== Interface dataset entries ==
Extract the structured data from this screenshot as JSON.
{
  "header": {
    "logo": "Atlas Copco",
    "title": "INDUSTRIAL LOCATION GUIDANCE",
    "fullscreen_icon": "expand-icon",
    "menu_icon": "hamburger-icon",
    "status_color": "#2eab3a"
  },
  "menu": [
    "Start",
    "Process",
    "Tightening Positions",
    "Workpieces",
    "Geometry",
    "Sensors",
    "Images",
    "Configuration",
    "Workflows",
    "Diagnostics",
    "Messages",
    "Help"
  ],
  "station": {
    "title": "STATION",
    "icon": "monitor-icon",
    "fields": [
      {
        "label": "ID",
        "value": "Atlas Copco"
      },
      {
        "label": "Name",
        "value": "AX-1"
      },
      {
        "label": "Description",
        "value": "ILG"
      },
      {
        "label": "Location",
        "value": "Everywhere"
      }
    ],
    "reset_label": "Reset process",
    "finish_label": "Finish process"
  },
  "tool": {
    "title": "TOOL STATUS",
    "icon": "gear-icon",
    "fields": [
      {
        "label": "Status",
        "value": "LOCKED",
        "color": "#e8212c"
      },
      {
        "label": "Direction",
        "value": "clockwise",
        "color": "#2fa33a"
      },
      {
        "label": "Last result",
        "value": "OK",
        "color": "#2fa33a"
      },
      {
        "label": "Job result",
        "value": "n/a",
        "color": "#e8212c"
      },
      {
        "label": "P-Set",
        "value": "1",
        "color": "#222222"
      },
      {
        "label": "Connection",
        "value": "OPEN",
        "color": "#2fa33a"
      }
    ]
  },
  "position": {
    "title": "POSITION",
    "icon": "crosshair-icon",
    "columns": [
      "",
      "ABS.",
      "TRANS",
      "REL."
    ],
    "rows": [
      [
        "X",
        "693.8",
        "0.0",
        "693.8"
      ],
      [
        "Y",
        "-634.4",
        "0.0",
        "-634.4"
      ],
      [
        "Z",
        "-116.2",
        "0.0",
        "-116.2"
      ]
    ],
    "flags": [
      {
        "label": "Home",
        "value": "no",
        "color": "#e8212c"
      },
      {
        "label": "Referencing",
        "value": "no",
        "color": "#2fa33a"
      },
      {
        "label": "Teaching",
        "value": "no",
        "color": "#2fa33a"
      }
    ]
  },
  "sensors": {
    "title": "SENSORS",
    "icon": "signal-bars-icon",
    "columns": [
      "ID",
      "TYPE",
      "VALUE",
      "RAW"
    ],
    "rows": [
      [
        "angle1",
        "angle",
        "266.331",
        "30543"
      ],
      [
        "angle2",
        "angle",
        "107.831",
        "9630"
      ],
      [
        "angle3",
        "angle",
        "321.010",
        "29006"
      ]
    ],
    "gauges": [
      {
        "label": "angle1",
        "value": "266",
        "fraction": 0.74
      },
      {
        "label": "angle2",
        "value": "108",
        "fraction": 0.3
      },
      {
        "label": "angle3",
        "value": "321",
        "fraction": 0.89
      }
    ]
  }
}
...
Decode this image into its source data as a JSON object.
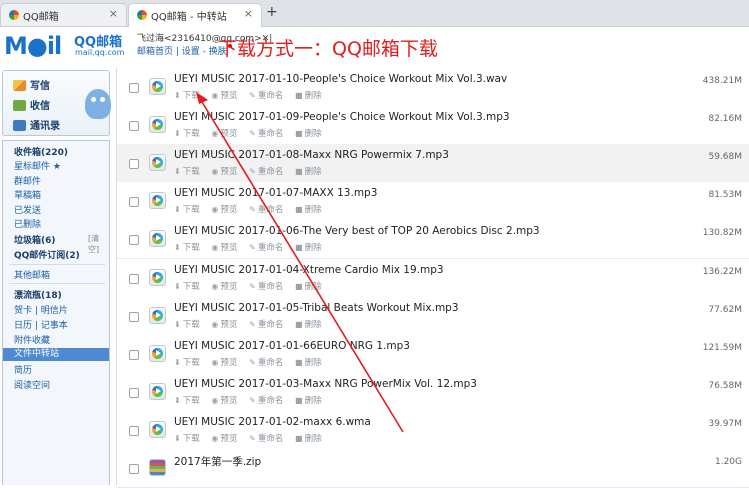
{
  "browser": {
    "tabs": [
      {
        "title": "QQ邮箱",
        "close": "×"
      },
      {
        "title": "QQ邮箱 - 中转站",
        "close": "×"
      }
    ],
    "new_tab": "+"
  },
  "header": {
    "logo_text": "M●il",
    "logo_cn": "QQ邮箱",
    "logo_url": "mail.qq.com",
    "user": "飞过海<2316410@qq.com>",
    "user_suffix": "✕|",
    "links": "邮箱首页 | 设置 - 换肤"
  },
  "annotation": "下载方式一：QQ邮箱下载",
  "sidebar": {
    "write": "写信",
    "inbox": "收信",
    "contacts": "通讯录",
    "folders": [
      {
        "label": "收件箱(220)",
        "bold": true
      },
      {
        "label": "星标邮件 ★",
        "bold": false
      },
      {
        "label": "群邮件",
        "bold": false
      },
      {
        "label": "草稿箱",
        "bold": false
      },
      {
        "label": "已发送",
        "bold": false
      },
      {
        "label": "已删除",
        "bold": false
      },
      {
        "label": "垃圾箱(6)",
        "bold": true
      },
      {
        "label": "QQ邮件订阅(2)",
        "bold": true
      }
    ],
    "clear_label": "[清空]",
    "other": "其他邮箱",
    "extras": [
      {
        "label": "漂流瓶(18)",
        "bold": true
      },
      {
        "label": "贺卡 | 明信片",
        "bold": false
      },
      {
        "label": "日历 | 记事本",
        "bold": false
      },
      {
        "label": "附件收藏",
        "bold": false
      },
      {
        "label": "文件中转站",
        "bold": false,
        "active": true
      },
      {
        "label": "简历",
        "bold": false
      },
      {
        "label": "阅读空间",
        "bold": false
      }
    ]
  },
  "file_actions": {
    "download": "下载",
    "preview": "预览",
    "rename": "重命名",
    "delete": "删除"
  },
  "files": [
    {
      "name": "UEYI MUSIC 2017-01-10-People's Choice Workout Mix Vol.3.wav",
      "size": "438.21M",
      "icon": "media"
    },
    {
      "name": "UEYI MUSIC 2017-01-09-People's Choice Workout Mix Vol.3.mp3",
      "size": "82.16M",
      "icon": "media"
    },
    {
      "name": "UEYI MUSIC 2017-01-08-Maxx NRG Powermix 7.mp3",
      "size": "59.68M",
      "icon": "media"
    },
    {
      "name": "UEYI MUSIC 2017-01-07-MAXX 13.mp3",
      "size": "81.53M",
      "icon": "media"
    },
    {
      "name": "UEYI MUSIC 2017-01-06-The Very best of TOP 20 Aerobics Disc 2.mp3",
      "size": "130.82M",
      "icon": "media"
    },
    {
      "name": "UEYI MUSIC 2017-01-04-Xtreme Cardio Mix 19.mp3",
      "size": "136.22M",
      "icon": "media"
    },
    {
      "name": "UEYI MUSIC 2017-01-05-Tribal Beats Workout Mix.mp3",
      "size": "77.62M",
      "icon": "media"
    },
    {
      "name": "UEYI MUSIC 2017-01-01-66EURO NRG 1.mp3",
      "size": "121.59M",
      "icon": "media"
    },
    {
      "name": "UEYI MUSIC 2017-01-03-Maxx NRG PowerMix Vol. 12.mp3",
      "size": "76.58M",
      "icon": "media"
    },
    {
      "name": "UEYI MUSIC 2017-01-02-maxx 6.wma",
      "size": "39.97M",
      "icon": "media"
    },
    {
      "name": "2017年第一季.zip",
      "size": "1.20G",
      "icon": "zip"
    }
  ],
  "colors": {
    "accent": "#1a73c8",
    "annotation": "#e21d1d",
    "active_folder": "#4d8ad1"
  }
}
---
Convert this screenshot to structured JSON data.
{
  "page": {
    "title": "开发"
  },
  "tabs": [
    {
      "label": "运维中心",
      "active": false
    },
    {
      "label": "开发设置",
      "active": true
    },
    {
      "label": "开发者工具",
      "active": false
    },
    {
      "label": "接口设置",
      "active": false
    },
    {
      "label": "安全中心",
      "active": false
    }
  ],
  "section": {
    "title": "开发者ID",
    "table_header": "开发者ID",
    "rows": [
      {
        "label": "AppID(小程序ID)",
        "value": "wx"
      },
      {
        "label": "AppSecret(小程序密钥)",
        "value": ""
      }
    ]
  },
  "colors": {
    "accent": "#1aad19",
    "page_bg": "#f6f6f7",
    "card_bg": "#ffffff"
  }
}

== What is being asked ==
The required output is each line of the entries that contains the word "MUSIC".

== Result of this task ==
      "name": "UEYI MUSIC 2017-01-10-People's Choice Workout Mix Vol.3.wav",
      "name": "UEYI MUSIC 2017-01-09-People's Choice Workout Mix Vol.3.mp3",
      "name": "UEYI MUSIC 2017-01-08-Maxx NRG Powermix 7.mp3",
      "name": "UEYI MUSIC 2017-01-07-MAXX 13.mp3",
      "name": "UEYI MUSIC 2017-01-06-The Very best of TOP 20 Aerobics Disc 2.mp3",
      "name": "UEYI MUSIC 2017-01-04-Xtreme Cardio Mix 19.mp3",
      "name": "UEYI MUSIC 2017-01-05-Tribal Beats Workout Mix.mp3",
      "name": "UEYI MUSIC 2017-01-01-66EURO NRG 1.mp3",
      "name": "UEYI MUSIC 2017-01-03-Maxx NRG PowerMix Vol. 12.mp3",
      "name": "UEYI MUSIC 2017-01-02-maxx 6.wma",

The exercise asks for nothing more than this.